## What you have to do
Please give every record below again exactly, and keep the pictures out.

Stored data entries
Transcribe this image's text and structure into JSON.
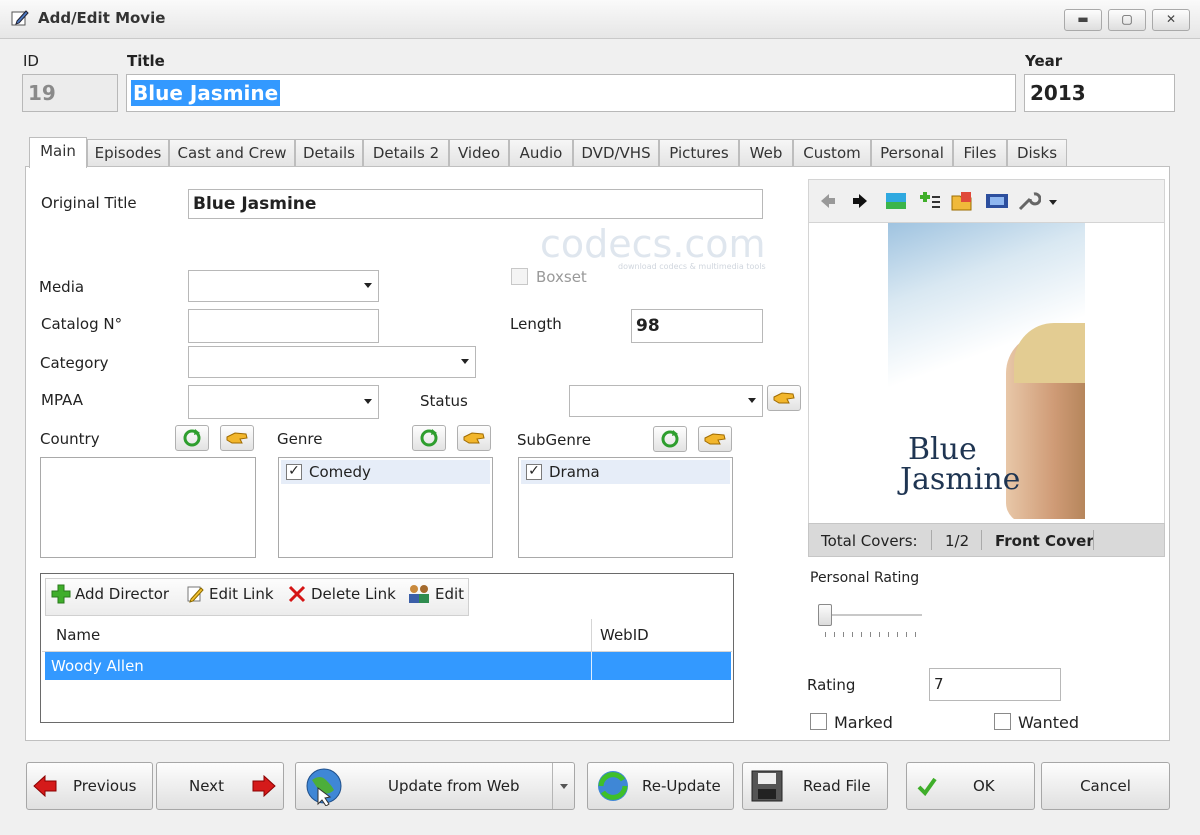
{
  "window": {
    "title": "Add/Edit Movie",
    "minimize": "▬",
    "maximize": "▢",
    "close": "✕"
  },
  "header": {
    "id_label": "ID",
    "id_value": "19",
    "title_label": "Title",
    "title_value": "Blue Jasmine",
    "year_label": "Year",
    "year_value": "2013"
  },
  "tabs": [
    "Main",
    "Episodes",
    "Cast and Crew",
    "Details",
    "Details 2",
    "Video",
    "Audio",
    "DVD/VHS",
    "Pictures",
    "Web",
    "Custom",
    "Personal",
    "Files",
    "Disks"
  ],
  "main": {
    "original_title_label": "Original Title",
    "original_title_value": "Blue Jasmine",
    "watermark": "codecs.com",
    "watermark_sub": "download codecs & multimedia tools",
    "media_label": "Media",
    "boxset_label": "Boxset",
    "catalog_label": "Catalog N°",
    "length_label": "Length",
    "length_value": "98",
    "category_label": "Category",
    "mpaa_label": "MPAA",
    "status_label": "Status",
    "country_label": "Country",
    "genre_label": "Genre",
    "genre_items": [
      "Comedy"
    ],
    "subgenre_label": "SubGenre",
    "subgenre_items": [
      "Drama"
    ]
  },
  "crew": {
    "add_director": "Add Director",
    "edit_link": "Edit Link",
    "delete_link": "Delete Link",
    "edit": "Edit",
    "col_name": "Name",
    "col_webid": "WebID",
    "rows": [
      {
        "name": "Woody Allen",
        "webid": ""
      }
    ]
  },
  "cover": {
    "poster_title_line1": "Blue",
    "poster_title_line2": "Jasmine",
    "total_covers_label": "Total Covers:",
    "total_covers_value": "1/2",
    "cover_type": "Front Cover"
  },
  "personal": {
    "personal_rating_label": "Personal Rating",
    "personal_rating_value": 0,
    "rating_label": "Rating",
    "rating_value": "7",
    "marked_label": "Marked",
    "wanted_label": "Wanted"
  },
  "bottom": {
    "previous": "Previous",
    "next": "Next",
    "update_from_web": "Update from Web",
    "re_update": "Re-Update",
    "read_file": "Read File",
    "ok": "OK",
    "cancel": "Cancel"
  },
  "colors": {
    "selection": "#3399ff",
    "title_selection": "#3399ff",
    "accent_red": "#cc1111",
    "accent_green": "#2e9e2e"
  }
}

## Task answer
Transcribe this image's text and structure into JSON.
{
  "window": {
    "title": "Add/Edit Movie",
    "minimize": "▬",
    "maximize": "▢",
    "close": "✕"
  },
  "header": {
    "id_label": "ID",
    "id_value": "19",
    "title_label": "Title",
    "title_value": "Blue Jasmine",
    "year_label": "Year",
    "year_value": "2013"
  },
  "tabs": [
    "Main",
    "Episodes",
    "Cast and Crew",
    "Details",
    "Details 2",
    "Video",
    "Audio",
    "DVD/VHS",
    "Pictures",
    "Web",
    "Custom",
    "Personal",
    "Files",
    "Disks"
  ],
  "main": {
    "original_title_label": "Original Title",
    "original_title_value": "Blue Jasmine",
    "watermark": "codecs.com",
    "watermark_sub": "download codecs & multimedia tools",
    "media_label": "Media",
    "boxset_label": "Boxset",
    "catalog_label": "Catalog N°",
    "length_label": "Length",
    "length_value": "98",
    "category_label": "Category",
    "mpaa_label": "MPAA",
    "status_label": "Status",
    "country_label": "Country",
    "genre_label": "Genre",
    "genre_items": [
      "Comedy"
    ],
    "subgenre_label": "SubGenre",
    "subgenre_items": [
      "Drama"
    ]
  },
  "crew": {
    "add_director": "Add Director",
    "edit_link": "Edit Link",
    "delete_link": "Delete Link",
    "edit": "Edit",
    "col_name": "Name",
    "col_webid": "WebID",
    "rows": [
      {
        "name": "Woody Allen",
        "webid": ""
      }
    ]
  },
  "cover": {
    "poster_title_line1": "Blue",
    "poster_title_line2": "Jasmine",
    "total_covers_label": "Total Covers:",
    "total_covers_value": "1/2",
    "cover_type": "Front Cover"
  },
  "personal": {
    "personal_rating_label": "Personal Rating",
    "personal_rating_value": 0,
    "rating_label": "Rating",
    "rating_value": "7",
    "marked_label": "Marked",
    "wanted_label": "Wanted"
  },
  "bottom": {
    "previous": "Previous",
    "next": "Next",
    "update_from_web": "Update from Web",
    "re_update": "Re-Update",
    "read_file": "Read File",
    "ok": "OK",
    "cancel": "Cancel"
  },
  "colors": {
    "selection": "#3399ff",
    "title_selection": "#3399ff",
    "accent_red": "#cc1111",
    "accent_green": "#2e9e2e"
  }
}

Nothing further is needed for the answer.